Website and app data records
___

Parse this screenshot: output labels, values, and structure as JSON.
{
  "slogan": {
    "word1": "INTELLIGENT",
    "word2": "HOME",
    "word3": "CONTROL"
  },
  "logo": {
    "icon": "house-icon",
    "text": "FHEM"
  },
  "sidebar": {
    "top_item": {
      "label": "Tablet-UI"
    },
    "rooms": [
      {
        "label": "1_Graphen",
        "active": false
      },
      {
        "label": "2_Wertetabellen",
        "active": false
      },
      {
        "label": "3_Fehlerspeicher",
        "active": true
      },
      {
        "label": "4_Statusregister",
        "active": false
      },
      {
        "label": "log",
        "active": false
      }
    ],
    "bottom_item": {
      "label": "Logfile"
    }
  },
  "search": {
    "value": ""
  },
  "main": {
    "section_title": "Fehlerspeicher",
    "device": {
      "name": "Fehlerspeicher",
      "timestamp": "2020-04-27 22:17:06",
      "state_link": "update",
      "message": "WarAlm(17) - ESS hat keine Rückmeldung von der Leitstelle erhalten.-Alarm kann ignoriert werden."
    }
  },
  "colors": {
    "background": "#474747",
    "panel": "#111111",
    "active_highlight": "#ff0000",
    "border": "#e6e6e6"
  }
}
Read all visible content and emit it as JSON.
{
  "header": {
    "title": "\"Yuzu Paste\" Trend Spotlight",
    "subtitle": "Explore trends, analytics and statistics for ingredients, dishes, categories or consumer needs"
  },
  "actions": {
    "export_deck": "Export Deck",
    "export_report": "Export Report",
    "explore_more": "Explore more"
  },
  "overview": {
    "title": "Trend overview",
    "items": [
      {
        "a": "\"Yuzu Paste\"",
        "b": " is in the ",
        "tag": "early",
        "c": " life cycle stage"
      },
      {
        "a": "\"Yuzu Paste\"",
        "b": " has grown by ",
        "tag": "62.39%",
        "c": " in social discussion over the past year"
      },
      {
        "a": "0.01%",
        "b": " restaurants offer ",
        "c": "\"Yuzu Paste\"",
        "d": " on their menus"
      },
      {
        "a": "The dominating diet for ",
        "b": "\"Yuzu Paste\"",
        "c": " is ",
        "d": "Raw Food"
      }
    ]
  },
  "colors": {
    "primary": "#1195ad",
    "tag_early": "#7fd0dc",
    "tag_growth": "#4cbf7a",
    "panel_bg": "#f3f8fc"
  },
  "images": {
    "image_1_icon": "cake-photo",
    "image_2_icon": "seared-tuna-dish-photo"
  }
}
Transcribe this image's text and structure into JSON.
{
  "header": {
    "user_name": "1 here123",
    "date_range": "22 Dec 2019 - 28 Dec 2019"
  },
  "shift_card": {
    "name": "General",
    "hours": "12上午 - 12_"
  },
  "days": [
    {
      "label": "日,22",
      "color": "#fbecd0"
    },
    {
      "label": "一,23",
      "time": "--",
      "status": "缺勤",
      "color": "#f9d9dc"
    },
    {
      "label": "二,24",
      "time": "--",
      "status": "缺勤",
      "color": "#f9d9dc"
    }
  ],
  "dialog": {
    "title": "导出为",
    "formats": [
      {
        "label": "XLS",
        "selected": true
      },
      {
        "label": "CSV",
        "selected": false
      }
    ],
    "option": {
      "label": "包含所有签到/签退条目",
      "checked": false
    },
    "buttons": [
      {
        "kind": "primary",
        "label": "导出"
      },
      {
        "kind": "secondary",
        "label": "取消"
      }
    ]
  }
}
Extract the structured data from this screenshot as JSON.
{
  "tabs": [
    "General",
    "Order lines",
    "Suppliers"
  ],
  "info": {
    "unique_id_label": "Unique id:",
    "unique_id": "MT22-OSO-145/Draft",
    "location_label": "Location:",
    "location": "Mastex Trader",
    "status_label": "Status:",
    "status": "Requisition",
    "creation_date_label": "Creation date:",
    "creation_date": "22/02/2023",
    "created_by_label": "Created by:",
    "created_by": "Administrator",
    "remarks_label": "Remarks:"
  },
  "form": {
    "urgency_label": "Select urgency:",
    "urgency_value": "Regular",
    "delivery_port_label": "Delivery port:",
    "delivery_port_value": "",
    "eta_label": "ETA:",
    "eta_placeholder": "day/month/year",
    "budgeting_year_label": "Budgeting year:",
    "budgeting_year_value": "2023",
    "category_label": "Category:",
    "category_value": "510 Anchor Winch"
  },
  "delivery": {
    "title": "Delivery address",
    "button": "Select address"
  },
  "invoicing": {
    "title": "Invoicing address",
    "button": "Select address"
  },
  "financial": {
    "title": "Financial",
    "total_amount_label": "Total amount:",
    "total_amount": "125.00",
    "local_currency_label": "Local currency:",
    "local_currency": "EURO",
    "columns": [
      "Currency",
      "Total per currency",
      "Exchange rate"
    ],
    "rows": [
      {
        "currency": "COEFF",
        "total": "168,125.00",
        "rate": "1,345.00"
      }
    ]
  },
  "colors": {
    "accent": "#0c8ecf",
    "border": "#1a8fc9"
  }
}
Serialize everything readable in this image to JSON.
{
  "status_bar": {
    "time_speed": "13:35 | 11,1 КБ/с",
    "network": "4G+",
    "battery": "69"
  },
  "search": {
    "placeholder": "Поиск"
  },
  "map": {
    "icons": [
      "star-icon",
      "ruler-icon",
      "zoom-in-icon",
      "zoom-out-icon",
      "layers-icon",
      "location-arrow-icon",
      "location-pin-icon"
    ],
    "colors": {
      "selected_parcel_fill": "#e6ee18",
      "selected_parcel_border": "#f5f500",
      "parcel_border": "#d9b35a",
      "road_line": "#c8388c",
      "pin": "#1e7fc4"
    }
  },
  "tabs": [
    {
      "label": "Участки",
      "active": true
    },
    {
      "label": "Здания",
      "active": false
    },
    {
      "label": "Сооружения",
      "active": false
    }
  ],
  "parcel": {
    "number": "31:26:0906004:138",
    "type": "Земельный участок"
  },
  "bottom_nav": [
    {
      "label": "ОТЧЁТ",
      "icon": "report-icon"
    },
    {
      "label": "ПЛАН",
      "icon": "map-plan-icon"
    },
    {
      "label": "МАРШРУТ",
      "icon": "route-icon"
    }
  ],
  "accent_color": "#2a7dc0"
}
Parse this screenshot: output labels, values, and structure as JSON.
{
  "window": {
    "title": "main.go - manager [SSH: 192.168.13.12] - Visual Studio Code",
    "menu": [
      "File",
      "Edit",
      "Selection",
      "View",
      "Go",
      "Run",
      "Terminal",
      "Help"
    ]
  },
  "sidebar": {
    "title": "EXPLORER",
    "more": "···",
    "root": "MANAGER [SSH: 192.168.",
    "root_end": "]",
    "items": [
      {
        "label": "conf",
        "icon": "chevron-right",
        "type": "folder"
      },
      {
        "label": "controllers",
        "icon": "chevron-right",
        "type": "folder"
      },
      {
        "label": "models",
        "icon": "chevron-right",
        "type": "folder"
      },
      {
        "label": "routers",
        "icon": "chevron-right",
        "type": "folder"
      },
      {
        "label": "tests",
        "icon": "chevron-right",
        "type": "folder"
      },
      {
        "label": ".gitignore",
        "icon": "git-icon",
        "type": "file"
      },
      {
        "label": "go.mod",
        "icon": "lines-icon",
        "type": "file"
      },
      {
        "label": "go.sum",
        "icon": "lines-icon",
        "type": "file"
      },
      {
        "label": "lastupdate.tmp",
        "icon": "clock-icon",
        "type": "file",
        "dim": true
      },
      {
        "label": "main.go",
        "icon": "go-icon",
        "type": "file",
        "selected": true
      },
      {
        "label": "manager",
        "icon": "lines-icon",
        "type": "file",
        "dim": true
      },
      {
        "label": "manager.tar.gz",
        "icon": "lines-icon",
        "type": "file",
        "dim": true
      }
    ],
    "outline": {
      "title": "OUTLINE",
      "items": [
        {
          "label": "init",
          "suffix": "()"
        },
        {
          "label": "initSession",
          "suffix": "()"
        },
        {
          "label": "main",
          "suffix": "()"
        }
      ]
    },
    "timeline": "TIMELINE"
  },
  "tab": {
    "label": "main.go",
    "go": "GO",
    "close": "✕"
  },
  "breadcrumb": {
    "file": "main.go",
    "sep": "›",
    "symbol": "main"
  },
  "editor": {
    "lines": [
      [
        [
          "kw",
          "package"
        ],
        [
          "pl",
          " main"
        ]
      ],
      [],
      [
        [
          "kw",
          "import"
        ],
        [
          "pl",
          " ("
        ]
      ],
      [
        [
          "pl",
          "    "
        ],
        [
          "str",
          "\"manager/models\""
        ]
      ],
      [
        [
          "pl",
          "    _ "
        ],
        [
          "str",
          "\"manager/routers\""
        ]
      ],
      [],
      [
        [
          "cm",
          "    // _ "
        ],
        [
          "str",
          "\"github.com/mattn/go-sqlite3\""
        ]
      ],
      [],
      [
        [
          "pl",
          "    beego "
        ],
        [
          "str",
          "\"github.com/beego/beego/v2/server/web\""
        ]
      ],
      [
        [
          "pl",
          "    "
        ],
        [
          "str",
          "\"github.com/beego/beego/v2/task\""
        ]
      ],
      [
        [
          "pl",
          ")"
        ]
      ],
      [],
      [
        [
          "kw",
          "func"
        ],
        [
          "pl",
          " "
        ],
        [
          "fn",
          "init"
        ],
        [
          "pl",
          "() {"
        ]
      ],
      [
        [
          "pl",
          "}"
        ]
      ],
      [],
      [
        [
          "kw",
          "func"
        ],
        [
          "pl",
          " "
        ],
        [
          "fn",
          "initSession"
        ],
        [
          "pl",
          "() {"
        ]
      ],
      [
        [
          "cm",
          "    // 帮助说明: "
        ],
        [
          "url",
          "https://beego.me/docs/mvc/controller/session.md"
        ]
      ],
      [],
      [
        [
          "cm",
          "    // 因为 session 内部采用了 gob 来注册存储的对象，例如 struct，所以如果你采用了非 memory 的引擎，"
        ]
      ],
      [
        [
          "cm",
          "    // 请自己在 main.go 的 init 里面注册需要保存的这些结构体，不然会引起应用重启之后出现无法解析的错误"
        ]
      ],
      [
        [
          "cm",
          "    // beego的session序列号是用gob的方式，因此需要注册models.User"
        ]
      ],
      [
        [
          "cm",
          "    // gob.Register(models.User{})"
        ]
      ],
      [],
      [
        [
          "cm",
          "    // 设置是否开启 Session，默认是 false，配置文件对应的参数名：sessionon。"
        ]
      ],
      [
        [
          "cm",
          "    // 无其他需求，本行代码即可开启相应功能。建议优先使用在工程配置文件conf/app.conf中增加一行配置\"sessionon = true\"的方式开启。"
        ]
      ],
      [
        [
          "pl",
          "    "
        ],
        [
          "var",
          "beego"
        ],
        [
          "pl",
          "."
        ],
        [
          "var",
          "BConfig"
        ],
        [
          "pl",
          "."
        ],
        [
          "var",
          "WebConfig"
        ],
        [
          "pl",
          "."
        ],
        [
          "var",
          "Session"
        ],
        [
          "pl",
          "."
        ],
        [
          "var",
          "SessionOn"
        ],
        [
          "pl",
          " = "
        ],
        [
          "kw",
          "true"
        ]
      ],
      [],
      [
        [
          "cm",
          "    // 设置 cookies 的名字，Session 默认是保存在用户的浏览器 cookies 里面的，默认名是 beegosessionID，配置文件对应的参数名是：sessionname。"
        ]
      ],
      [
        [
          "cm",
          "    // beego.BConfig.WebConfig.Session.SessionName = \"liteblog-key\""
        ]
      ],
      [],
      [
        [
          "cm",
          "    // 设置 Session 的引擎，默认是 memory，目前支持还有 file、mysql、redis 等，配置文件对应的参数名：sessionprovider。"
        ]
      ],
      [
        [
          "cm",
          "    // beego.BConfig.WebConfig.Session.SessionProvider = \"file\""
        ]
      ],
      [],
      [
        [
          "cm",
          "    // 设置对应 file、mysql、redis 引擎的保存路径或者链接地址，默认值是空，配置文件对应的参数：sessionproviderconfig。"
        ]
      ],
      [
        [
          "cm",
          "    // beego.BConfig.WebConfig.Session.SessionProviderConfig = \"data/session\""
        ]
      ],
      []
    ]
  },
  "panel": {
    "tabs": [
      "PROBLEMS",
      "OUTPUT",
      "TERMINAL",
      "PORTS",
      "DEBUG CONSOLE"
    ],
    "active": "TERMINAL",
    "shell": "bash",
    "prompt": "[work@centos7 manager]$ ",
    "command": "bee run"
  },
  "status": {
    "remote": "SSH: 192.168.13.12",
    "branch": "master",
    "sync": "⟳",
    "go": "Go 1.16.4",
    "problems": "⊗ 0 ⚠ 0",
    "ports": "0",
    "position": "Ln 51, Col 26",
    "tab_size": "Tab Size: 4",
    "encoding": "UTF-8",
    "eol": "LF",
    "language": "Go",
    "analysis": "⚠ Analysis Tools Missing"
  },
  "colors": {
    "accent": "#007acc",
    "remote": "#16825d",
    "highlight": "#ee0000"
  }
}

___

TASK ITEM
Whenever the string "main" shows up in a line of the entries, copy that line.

FINISHED TASK
  "main": {
    "title": "main.go - manager [SSH: 192.168.13.12] - Visual Studio Code",
        "label": "main.go",
          "label": "main",
    "label": "main.go",
    "file": "main.go",
    "symbol": "main"
          " main"
          "    // 请自己在 main.go 的 init 里面注册需要保存的这些结构体，不然会引起应用重启之后出现无法解析的错误"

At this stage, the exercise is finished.